1 vote gtippitt | Jan 31, 2017 |
Showing 1-5 of 7 (next | show all)
no reviews | add a review
You must log in to edit Common Knowledge data.
For more help see the Common Knowledge help page.
Series (with order)
Canonical title
Original title
Alternative titles
Original publication date
Important places
Important events
Related movies
Awards and honors
First words
Last words
Disambiguation notice
Publisher's editors
Publisher series
Original language

References to this work on external resources.

Wikipedia in English


Book description
Haiku summary

No descriptions found.

No library descriptions found.

LibraryThing Early Reviewers Alum

Jared Miracle's book Now with Kung Fu Grip! was available from LibraryThing Early Reviewers.

Sign up to get a pre-publication copy in exchange for a review.

Quick Links

Swap Ebooks Audio

Popular covers


Average: (2.57)
1 1
2 2
3 3
4 1

Is this you?

Become a LibraryThing Author.

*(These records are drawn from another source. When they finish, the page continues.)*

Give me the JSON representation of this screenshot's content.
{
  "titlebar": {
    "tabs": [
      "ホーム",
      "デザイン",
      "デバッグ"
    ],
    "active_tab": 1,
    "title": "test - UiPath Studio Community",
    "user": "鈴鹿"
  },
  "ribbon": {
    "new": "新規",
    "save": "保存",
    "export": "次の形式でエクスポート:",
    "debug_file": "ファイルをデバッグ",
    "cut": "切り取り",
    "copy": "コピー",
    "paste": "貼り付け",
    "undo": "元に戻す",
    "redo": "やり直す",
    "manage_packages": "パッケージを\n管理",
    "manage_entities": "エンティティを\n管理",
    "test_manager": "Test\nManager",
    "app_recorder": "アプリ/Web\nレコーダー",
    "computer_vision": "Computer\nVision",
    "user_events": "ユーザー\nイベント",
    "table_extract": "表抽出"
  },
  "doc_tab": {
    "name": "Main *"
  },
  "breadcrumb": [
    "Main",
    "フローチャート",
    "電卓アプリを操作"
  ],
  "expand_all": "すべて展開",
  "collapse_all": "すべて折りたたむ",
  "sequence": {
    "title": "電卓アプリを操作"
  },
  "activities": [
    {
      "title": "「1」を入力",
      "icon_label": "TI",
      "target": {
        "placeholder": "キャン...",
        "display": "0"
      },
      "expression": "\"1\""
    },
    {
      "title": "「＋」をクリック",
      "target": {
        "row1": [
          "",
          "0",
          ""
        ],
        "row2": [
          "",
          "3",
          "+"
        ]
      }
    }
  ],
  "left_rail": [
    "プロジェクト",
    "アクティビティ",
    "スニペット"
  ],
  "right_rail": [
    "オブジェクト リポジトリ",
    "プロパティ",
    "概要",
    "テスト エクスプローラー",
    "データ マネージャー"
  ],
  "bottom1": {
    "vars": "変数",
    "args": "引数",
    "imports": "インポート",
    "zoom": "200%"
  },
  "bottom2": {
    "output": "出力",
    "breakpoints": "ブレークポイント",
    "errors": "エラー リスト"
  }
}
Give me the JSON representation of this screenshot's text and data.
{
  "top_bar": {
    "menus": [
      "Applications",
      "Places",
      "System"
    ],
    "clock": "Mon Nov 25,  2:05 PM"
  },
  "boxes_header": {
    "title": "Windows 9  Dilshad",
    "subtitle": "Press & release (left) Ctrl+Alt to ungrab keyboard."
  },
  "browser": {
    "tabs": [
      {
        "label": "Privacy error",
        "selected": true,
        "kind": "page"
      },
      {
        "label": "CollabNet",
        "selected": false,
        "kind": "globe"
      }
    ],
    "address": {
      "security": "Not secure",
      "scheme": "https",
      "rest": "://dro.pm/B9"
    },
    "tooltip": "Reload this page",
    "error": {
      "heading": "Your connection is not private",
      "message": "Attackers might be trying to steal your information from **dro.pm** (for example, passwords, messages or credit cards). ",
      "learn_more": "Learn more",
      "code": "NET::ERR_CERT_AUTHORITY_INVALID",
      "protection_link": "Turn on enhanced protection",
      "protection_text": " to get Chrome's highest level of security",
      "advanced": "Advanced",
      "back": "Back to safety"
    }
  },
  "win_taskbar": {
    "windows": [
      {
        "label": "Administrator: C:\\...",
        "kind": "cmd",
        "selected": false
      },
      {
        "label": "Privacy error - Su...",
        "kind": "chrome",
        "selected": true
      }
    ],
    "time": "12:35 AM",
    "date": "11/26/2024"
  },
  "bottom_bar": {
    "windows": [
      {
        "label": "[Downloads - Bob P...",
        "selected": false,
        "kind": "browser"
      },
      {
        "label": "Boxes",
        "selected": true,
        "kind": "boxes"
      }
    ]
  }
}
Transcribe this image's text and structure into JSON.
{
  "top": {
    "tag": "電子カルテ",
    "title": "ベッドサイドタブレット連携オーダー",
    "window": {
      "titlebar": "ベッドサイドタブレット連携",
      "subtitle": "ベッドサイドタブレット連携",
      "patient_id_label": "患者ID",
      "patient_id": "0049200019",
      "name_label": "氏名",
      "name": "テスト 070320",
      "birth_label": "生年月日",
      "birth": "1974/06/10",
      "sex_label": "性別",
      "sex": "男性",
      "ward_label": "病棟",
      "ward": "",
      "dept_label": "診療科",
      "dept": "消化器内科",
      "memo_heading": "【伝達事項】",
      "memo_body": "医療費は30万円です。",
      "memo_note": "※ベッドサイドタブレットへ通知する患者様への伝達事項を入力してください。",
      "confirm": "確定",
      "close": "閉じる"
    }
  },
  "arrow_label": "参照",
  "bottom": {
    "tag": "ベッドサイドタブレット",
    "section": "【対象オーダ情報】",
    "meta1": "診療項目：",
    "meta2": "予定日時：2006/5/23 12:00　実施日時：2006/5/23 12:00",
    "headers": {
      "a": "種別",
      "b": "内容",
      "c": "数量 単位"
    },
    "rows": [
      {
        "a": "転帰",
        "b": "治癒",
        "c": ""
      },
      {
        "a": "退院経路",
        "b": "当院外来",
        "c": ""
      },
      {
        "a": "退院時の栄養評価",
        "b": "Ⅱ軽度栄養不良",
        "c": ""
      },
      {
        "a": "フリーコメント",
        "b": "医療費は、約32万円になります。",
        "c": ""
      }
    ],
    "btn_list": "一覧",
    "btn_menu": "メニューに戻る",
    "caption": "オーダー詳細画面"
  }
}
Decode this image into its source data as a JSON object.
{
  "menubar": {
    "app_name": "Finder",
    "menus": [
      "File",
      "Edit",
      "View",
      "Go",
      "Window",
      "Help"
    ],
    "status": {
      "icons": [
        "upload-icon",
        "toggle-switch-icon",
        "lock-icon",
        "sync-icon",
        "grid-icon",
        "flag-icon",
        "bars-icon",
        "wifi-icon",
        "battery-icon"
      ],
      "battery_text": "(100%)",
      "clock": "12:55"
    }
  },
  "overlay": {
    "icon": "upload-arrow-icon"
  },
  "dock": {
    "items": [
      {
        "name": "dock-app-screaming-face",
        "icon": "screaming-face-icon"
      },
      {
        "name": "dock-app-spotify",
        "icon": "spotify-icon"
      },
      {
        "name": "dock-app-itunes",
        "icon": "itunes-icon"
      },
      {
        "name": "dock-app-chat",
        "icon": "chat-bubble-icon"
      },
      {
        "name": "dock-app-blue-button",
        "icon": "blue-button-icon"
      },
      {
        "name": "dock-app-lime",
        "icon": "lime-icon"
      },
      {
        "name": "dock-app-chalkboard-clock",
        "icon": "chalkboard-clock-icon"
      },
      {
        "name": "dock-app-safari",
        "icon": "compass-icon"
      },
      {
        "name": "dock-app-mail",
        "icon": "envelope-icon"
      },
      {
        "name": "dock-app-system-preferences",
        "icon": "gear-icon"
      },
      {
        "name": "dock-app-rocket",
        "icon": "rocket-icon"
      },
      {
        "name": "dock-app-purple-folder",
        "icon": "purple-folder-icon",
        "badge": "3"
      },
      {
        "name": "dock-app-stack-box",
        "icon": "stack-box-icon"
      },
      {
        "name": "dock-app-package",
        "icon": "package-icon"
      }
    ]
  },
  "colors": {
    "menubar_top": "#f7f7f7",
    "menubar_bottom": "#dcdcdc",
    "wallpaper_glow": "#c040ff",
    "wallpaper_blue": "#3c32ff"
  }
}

About | Contact | Privacy/Terms | Help/FAQs | Blog | Store | APIs | TinyCat | Legacy Libraries | Early Reviewers | Common Knowledge | 119,399,542 books! | Top bar: Always visible